» Exercise aim
Write out the data exactly as given, dropping every picture.

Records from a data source

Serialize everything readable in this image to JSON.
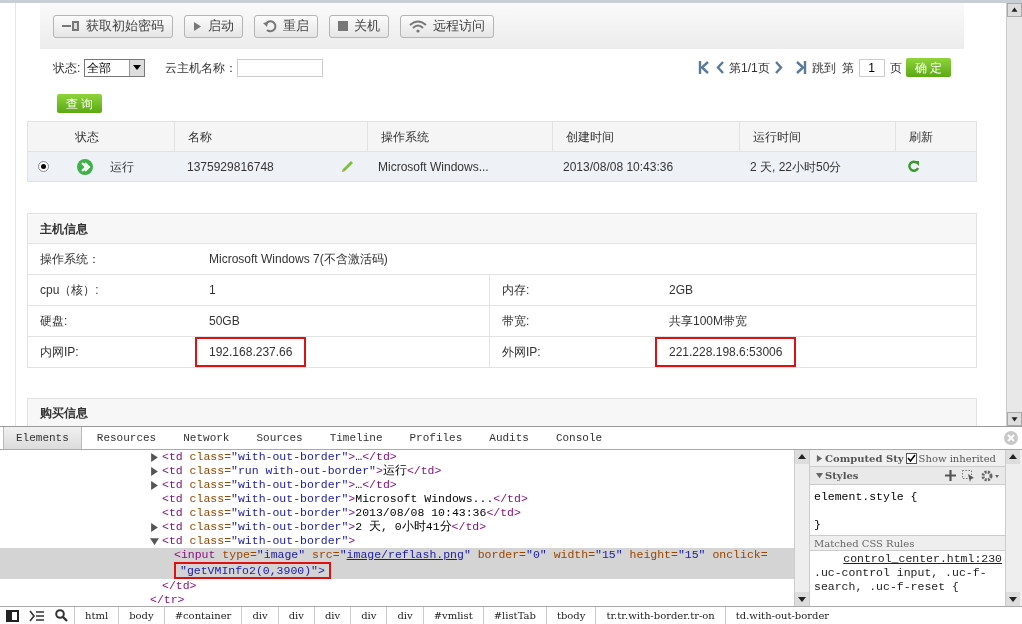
{
  "toolbar": {
    "buttons": [
      {
        "label": "获取初始密码"
      },
      {
        "label": "启动"
      },
      {
        "label": "重启"
      },
      {
        "label": "关机"
      },
      {
        "label": "远程访问"
      }
    ]
  },
  "filter": {
    "status_label": "状态:",
    "status_value": "全部",
    "name_label": "云主机名称：",
    "query_button": "查 询"
  },
  "pagination": {
    "page_text": "第1/1页",
    "jump_label": "跳到",
    "prefix": "第",
    "page_value": "1",
    "suffix": "页",
    "confirm_button": "确 定"
  },
  "vm_table": {
    "columns": [
      "状态",
      "名称",
      "操作系统",
      "创建时间",
      "运行时间",
      "刷新"
    ],
    "rows": [
      {
        "selected": true,
        "status": "运行",
        "name": "1375929816748",
        "os": "Microsoft Windows...",
        "created": "2013/08/08 10:43:36",
        "uptime": "2 天, 22小时50分"
      }
    ]
  },
  "host_info": {
    "title": "主机信息",
    "rows": [
      [
        {
          "label": "操作系统：",
          "value": "Microsoft Windows 7(不含激活码)",
          "highlighted": false
        }
      ],
      [
        {
          "label": "cpu（核）:",
          "value": "1",
          "highlighted": false
        },
        {
          "label": "内存:",
          "value": "2GB",
          "highlighted": false
        }
      ],
      [
        {
          "label": "硬盘:",
          "value": "50GB",
          "highlighted": false
        },
        {
          "label": "带宽:",
          "value": "共享100M带宽",
          "highlighted": false
        }
      ],
      [
        {
          "label": "内网IP:",
          "value": "192.168.237.66",
          "highlighted": true
        },
        {
          "label": "外网IP:",
          "value": "221.228.198.6:53006",
          "highlighted": true
        }
      ]
    ]
  },
  "purchase_info": {
    "title": "购买信息"
  },
  "devtools": {
    "tabs": [
      {
        "label": "Elements",
        "selected": true
      },
      {
        "label": "Resources",
        "selected": false
      },
      {
        "label": "Network",
        "selected": false
      },
      {
        "label": "Sources",
        "selected": false
      },
      {
        "label": "Timeline",
        "selected": false
      },
      {
        "label": "Profiles",
        "selected": false
      },
      {
        "label": "Audits",
        "selected": false
      },
      {
        "label": "Console",
        "selected": false
      }
    ],
    "dom_tree": {
      "children": [
        {
          "expanded": false,
          "selected": false,
          "tokens": [
            {
              "kind": "tag",
              "t": "<td"
            },
            {
              "kind": "attr",
              "t": " class="
            },
            {
              "kind": "value",
              "t": "\"with-out-border\""
            },
            {
              "kind": "tag",
              "t": ">"
            },
            {
              "kind": "text",
              "t": "…"
            },
            {
              "kind": "tag",
              "t": "</td>"
            }
          ]
        },
        {
          "expanded": false,
          "selected": false,
          "tokens": [
            {
              "kind": "tag",
              "t": "<td"
            },
            {
              "kind": "attr",
              "t": " class="
            },
            {
              "kind": "value",
              "t": "\"run with-out-border\""
            },
            {
              "kind": "tag",
              "t": ">"
            },
            {
              "kind": "text",
              "t": "运行"
            },
            {
              "kind": "tag",
              "t": "</td>"
            }
          ]
        },
        {
          "expanded": false,
          "selected": false,
          "tokens": [
            {
              "kind": "tag",
              "t": "<td"
            },
            {
              "kind": "attr",
              "t": " class="
            },
            {
              "kind": "value",
              "t": "\"with-out-border\""
            },
            {
              "kind": "tag",
              "t": ">"
            },
            {
              "kind": "text",
              "t": "…"
            },
            {
              "kind": "tag",
              "t": "</td>"
            }
          ]
        },
        {
          "selected": false,
          "tokens": [
            {
              "kind": "tag",
              "t": "<td"
            },
            {
              "kind": "attr",
              "t": " class="
            },
            {
              "kind": "value",
              "t": "\"with-out-border\""
            },
            {
              "kind": "tag",
              "t": ">"
            },
            {
              "kind": "text",
              "t": "Microsoft Windows..."
            },
            {
              "kind": "tag",
              "t": "</td>"
            }
          ]
        },
        {
          "selected": false,
          "tokens": [
            {
              "kind": "tag",
              "t": "<td"
            },
            {
              "kind": "attr",
              "t": " class="
            },
            {
              "kind": "value",
              "t": "\"with-out-border\""
            },
            {
              "kind": "tag",
              "t": ">"
            },
            {
              "kind": "text",
              "t": "2013/08/08 10:43:36"
            },
            {
              "kind": "tag",
              "t": "</td>"
            }
          ]
        },
        {
          "expanded": false,
          "selected": false,
          "tokens": [
            {
              "kind": "tag",
              "t": "<td"
            },
            {
              "kind": "attr",
              "t": " class="
            },
            {
              "kind": "value",
              "t": "\"with-out-border\""
            },
            {
              "kind": "tag",
              "t": ">"
            },
            {
              "kind": "text",
              "t": "2 天, 0小时41分"
            },
            {
              "kind": "tag",
              "t": "</td>"
            }
          ]
        },
        {
          "expanded": true,
          "selected": false,
          "tokens": [
            {
              "kind": "tag",
              "t": "<td"
            },
            {
              "kind": "attr",
              "t": " class="
            },
            {
              "kind": "value",
              "t": "\"with-out-border\""
            },
            {
              "kind": "tag",
              "t": ">"
            }
          ],
          "children": [
            {
              "selected": true,
              "tokens": [
                {
                  "kind": "tag",
                  "t": "<input"
                },
                {
                  "kind": "attr",
                  "t": " type="
                },
                {
                  "kind": "value",
                  "t": "\"image\""
                },
                {
                  "kind": "attr",
                  "t": " src="
                },
                {
                  "kind": "value",
                  "t": "\""
                },
                {
                  "kind": "link",
                  "t": "image/reflash.png"
                },
                {
                  "kind": "value",
                  "t": "\""
                },
                {
                  "kind": "attr",
                  "t": " border="
                },
                {
                  "kind": "value",
                  "t": "\"0\""
                },
                {
                  "kind": "attr",
                  "t": " width="
                },
                {
                  "kind": "value",
                  "t": "\"15\""
                },
                {
                  "kind": "attr",
                  "t": " height="
                },
                {
                  "kind": "value",
                  "t": "\"15\""
                },
                {
                  "kind": "attr",
                  "t": " onclick="
                },
                {
                  "kind": "boxed",
                  "t": "\"getVMInfo2(0,3900)\">"
                }
              ]
            }
          ],
          "closing": [
            {
              "kind": "tag",
              "t": "</td>"
            }
          ]
        }
      ],
      "closing": [
        {
          "kind": "tag",
          "t": "</tr>"
        }
      ]
    },
    "styles": {
      "computed_title": "Computed Sty",
      "show_inherited": {
        "label": "Show inherited",
        "checked": true
      },
      "styles_title": "Styles",
      "element_style_open": "element.style {",
      "element_style_close": "}",
      "matched_title": "Matched CSS Rules",
      "rule_source": "control_center.html:230",
      "rule_selector": ".uc-control input, .uc-f-search, .uc-f-reset {"
    },
    "breadcrumbs": [
      "html",
      "body",
      "#container",
      "div",
      "div",
      "div",
      "div",
      "div",
      "#vmlist",
      "#listTab",
      "tbody",
      "tr.tr.with-border.tr-on",
      "td.with-out-border"
    ]
  }
}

» Answer to the exercise
Serialize everything readable in this image to JSON.
{
  "toolbar": {
    "buttons": [
      {
        "label": "获取初始密码"
      },
      {
        "label": "启动"
      },
      {
        "label": "重启"
      },
      {
        "label": "关机"
      },
      {
        "label": "远程访问"
      }
    ]
  },
  "filter": {
    "status_label": "状态:",
    "status_value": "全部",
    "name_label": "云主机名称：",
    "query_button": "查 询"
  },
  "pagination": {
    "page_text": "第1/1页",
    "jump_label": "跳到",
    "prefix": "第",
    "page_value": "1",
    "suffix": "页",
    "confirm_button": "确 定"
  },
  "vm_table": {
    "columns": [
      "状态",
      "名称",
      "操作系统",
      "创建时间",
      "运行时间",
      "刷新"
    ],
    "rows": [
      {
        "selected": true,
        "status": "运行",
        "name": "1375929816748",
        "os": "Microsoft Windows...",
        "created": "2013/08/08 10:43:36",
        "uptime": "2 天, 22小时50分"
      }
    ]
  },
  "host_info": {
    "title": "主机信息",
    "rows": [
      [
        {
          "label": "操作系统：",
          "value": "Microsoft Windows 7(不含激活码)",
          "highlighted": false
        }
      ],
      [
        {
          "label": "cpu（核）:",
          "value": "1",
          "highlighted": false
        },
        {
          "label": "内存:",
          "value": "2GB",
          "highlighted": false
        }
      ],
      [
        {
          "label": "硬盘:",
          "value": "50GB",
          "highlighted": false
        },
        {
          "label": "带宽:",
          "value": "共享100M带宽",
          "highlighted": false
        }
      ],
      [
        {
          "label": "内网IP:",
          "value": "192.168.237.66",
          "highlighted": true
        },
        {
          "label": "外网IP:",
          "value": "221.228.198.6:53006",
          "highlighted": true
        }
      ]
    ]
  },
  "purchase_info": {
    "title": "购买信息"
  },
  "devtools": {
    "tabs": [
      {
        "label": "Elements",
        "selected": true
      },
      {
        "label": "Resources",
        "selected": false
      },
      {
        "label": "Network",
        "selected": false
      },
      {
        "label": "Sources",
        "selected": false
      },
      {
        "label": "Timeline",
        "selected": false
      },
      {
        "label": "Profiles",
        "selected": false
      },
      {
        "label": "Audits",
        "selected": false
      },
      {
        "label": "Console",
        "selected": false
      }
    ],
    "dom_tree": {
      "children": [
        {
          "expanded": false,
          "selected": false,
          "tokens": [
            {
              "kind": "tag",
              "t": "<td"
            },
            {
              "kind": "attr",
              "t": " class="
            },
            {
              "kind": "value",
              "t": "\"with-out-border\""
            },
            {
              "kind": "tag",
              "t": ">"
            },
            {
              "kind": "text",
              "t": "…"
            },
            {
              "kind": "tag",
              "t": "</td>"
            }
          ]
        },
        {
          "expanded": false,
          "selected": false,
          "tokens": [
            {
              "kind": "tag",
              "t": "<td"
            },
            {
              "kind": "attr",
              "t": " class="
            },
            {
              "kind": "value",
              "t": "\"run with-out-border\""
            },
            {
              "kind": "tag",
              "t": ">"
            },
            {
              "kind": "text",
              "t": "运行"
            },
            {
              "kind": "tag",
              "t": "</td>"
            }
          ]
        },
        {
          "expanded": false,
          "selected": false,
          "tokens": [
            {
              "kind": "tag",
              "t": "<td"
            },
            {
              "kind": "attr",
              "t": " class="
            },
            {
              "kind": "value",
              "t": "\"with-out-border\""
            },
            {
              "kind": "tag",
              "t": ">"
            },
            {
              "kind": "text",
              "t": "…"
            },
            {
              "kind": "tag",
              "t": "</td>"
            }
          ]
        },
        {
          "selected": false,
          "tokens": [
            {
              "kind": "tag",
              "t": "<td"
            },
            {
              "kind": "attr",
              "t": " class="
            },
            {
              "kind": "value",
              "t": "\"with-out-border\""
            },
            {
              "kind": "tag",
              "t": ">"
            },
            {
              "kind": "text",
              "t": "Microsoft Windows..."
            },
            {
              "kind": "tag",
              "t": "</td>"
            }
          ]
        },
        {
          "selected": false,
          "tokens": [
            {
              "kind": "tag",
              "t": "<td"
            },
            {
              "kind": "attr",
              "t": " class="
            },
            {
              "kind": "value",
              "t": "\"with-out-border\""
            },
            {
              "kind": "tag",
              "t": ">"
            },
            {
              "kind": "text",
              "t": "2013/08/08 10:43:36"
            },
            {
              "kind": "tag",
              "t": "</td>"
            }
          ]
        },
        {
          "expanded": false,
          "selected": false,
          "tokens": [
            {
              "kind": "tag",
              "t": "<td"
            },
            {
              "kind": "attr",
              "t": " class="
            },
            {
              "kind": "value",
              "t": "\"with-out-border\""
            },
            {
              "kind": "tag",
              "t": ">"
            },
            {
              "kind": "text",
              "t": "2 天, 0小时41分"
            },
            {
              "kind": "tag",
              "t": "</td>"
            }
          ]
        },
        {
          "expanded": true,
          "selected": false,
          "tokens": [
            {
              "kind": "tag",
              "t": "<td"
            },
            {
              "kind": "attr",
              "t": " class="
            },
            {
              "kind": "value",
              "t": "\"with-out-border\""
            },
            {
              "kind": "tag",
              "t": ">"
            }
          ],
          "children": [
            {
              "selected": true,
              "tokens": [
                {
                  "kind": "tag",
                  "t": "<input"
                },
                {
                  "kind": "attr",
                  "t": " type="
                },
                {
                  "kind": "value",
                  "t": "\"image\""
                },
                {
                  "kind": "attr",
                  "t": " src="
                },
                {
                  "kind": "value",
                  "t": "\""
                },
                {
                  "kind": "link",
                  "t": "image/reflash.png"
                },
                {
                  "kind": "value",
                  "t": "\""
                },
                {
                  "kind": "attr",
                  "t": " border="
                },
                {
                  "kind": "value",
                  "t": "\"0\""
                },
                {
                  "kind": "attr",
                  "t": " width="
                },
                {
                  "kind": "value",
                  "t": "\"15\""
                },
                {
                  "kind": "attr",
                  "t": " height="
                },
                {
                  "kind": "value",
                  "t": "\"15\""
                },
                {
                  "kind": "attr",
                  "t": " onclick="
                },
                {
                  "kind": "boxed",
                  "t": "\"getVMInfo2(0,3900)\">"
                }
              ]
            }
          ],
          "closing": [
            {
              "kind": "tag",
              "t": "</td>"
            }
          ]
        }
      ],
      "closing": [
        {
          "kind": "tag",
          "t": "</tr>"
        }
      ]
    },
    "styles": {
      "computed_title": "Computed Sty",
      "show_inherited": {
        "label": "Show inherited",
        "checked": true
      },
      "styles_title": "Styles",
      "element_style_open": "element.style {",
      "element_style_close": "}",
      "matched_title": "Matched CSS Rules",
      "rule_source": "control_center.html:230",
      "rule_selector": ".uc-control input, .uc-f-search, .uc-f-reset {"
    },
    "breadcrumbs": [
      "html",
      "body",
      "#container",
      "div",
      "div",
      "div",
      "div",
      "div",
      "#vmlist",
      "#listTab",
      "tbody",
      "tr.tr.with-border.tr-on",
      "td.with-out-border"
    ]
  }
}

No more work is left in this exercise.